[Data items]

+++++

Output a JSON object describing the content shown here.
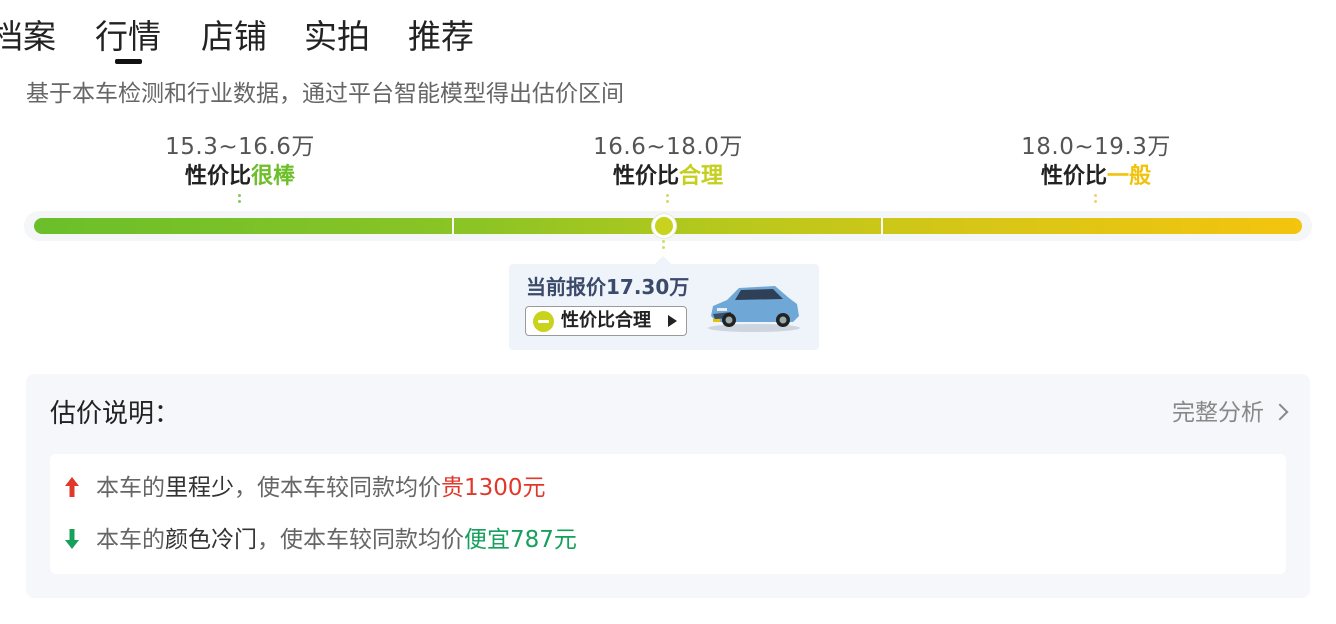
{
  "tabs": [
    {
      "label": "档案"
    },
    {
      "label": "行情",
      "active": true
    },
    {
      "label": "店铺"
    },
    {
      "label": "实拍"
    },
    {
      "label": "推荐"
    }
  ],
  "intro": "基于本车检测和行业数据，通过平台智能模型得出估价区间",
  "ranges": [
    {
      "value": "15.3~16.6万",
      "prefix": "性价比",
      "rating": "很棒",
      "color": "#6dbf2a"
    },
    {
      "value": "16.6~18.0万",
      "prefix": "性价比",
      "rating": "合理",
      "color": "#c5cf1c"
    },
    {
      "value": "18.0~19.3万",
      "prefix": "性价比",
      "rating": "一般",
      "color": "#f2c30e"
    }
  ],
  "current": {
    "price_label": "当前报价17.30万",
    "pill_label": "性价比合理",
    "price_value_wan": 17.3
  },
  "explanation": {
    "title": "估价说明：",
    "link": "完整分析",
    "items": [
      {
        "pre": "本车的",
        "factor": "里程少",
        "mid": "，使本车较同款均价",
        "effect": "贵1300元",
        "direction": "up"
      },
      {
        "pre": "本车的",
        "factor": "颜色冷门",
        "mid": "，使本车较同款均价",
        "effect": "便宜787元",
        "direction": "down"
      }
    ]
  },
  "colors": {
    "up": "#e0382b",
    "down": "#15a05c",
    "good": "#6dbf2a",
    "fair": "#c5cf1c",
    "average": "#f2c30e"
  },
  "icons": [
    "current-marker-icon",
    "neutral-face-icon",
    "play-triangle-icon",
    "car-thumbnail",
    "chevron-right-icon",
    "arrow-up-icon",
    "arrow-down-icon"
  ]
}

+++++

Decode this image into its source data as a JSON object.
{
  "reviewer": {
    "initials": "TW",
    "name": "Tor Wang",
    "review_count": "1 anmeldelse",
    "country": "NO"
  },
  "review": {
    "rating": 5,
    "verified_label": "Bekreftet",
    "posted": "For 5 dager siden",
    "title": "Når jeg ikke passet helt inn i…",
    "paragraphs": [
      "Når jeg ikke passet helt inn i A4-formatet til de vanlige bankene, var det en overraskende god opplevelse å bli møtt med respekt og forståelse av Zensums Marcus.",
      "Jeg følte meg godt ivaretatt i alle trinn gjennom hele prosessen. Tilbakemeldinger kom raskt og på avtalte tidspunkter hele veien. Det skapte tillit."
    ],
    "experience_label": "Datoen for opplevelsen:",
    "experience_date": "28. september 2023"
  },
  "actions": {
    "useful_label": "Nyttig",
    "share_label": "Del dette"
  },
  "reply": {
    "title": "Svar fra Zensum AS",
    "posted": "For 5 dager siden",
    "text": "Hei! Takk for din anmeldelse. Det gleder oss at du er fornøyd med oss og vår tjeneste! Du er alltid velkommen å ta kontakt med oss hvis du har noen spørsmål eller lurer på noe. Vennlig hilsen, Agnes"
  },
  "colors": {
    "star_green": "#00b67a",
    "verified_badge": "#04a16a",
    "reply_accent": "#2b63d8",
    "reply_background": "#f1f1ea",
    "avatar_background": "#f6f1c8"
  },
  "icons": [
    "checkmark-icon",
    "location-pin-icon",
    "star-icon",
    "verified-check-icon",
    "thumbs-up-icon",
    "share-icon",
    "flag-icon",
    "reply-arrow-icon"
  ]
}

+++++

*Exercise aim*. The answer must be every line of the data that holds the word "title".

*Response*.
    "title": "估价说明：",
    "title": "Når jeg ikke passet helt inn i…",
    "title": "Svar fra Zensum AS",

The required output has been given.